##### Data records #####

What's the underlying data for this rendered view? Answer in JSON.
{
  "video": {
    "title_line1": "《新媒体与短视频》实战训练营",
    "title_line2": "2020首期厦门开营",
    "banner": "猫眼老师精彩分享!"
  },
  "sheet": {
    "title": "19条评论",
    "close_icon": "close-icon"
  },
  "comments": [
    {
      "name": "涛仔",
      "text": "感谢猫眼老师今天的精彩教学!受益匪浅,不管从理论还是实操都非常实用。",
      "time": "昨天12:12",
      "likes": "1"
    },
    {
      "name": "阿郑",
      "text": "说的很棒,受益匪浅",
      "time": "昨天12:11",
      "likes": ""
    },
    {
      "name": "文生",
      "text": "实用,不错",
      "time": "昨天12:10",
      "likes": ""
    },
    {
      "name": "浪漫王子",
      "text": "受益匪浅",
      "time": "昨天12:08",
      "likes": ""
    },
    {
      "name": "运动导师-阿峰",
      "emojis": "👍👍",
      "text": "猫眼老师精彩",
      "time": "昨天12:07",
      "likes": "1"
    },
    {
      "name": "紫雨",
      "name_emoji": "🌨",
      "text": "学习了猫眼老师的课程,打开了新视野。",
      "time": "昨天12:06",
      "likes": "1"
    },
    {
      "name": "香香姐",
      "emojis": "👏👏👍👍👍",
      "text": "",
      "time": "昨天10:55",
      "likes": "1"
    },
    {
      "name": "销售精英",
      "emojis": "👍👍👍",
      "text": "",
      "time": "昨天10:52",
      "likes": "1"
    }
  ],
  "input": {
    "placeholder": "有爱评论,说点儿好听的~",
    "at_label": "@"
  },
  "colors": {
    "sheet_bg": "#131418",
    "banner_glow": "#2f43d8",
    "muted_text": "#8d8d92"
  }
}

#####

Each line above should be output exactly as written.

What's the underlying data for this rendered view? Answer in JSON.
{
  "video": {
    "title_line1": "《新媒体与短视频》实战训练营",
    "title_line2": "2020首期厦门开营",
    "banner": "猫眼老师精彩分享!"
  },
  "sheet": {
    "title": "19条评论",
    "close_icon": "close-icon"
  },
  "comments": [
    {
      "name": "涛仔",
      "text": "感谢猫眼老师今天的精彩教学!受益匪浅,不管从理论还是实操都非常实用。",
      "time": "昨天12:12",
      "likes": "1"
    },
    {
      "name": "阿郑",
      "text": "说的很棒,受益匪浅",
      "time": "昨天12:11",
      "likes": ""
    },
    {
      "name": "文生",
      "text": "实用,不错",
      "time": "昨天12:10",
      "likes": ""
    },
    {
      "name": "浪漫王子",
      "text": "受益匪浅",
      "time": "昨天12:08",
      "likes": ""
    },
    {
      "name": "运动导师-阿峰",
      "emojis": "👍👍",
      "text": "猫眼老师精彩",
      "time": "昨天12:07",
      "likes": "1"
    },
    {
      "name": "紫雨",
      "name_emoji": "🌨",
      "text": "学习了猫眼老师的课程,打开了新视野。",
      "time": "昨天12:06",
      "likes": "1"
    },
    {
      "name": "香香姐",
      "emojis": "👏👏👍👍👍",
      "text": "",
      "time": "昨天10:55",
      "likes": "1"
    },
    {
      "name": "销售精英",
      "emojis": "👍👍👍",
      "text": "",
      "time": "昨天10:52",
      "likes": "1"
    }
  ],
  "input": {
    "placeholder": "有爱评论,说点儿好听的~",
    "at_label": "@"
  },
  "colors": {
    "sheet_bg": "#131418",
    "banner_glow": "#2f43d8",
    "muted_text": "#8d8d92"
  }
}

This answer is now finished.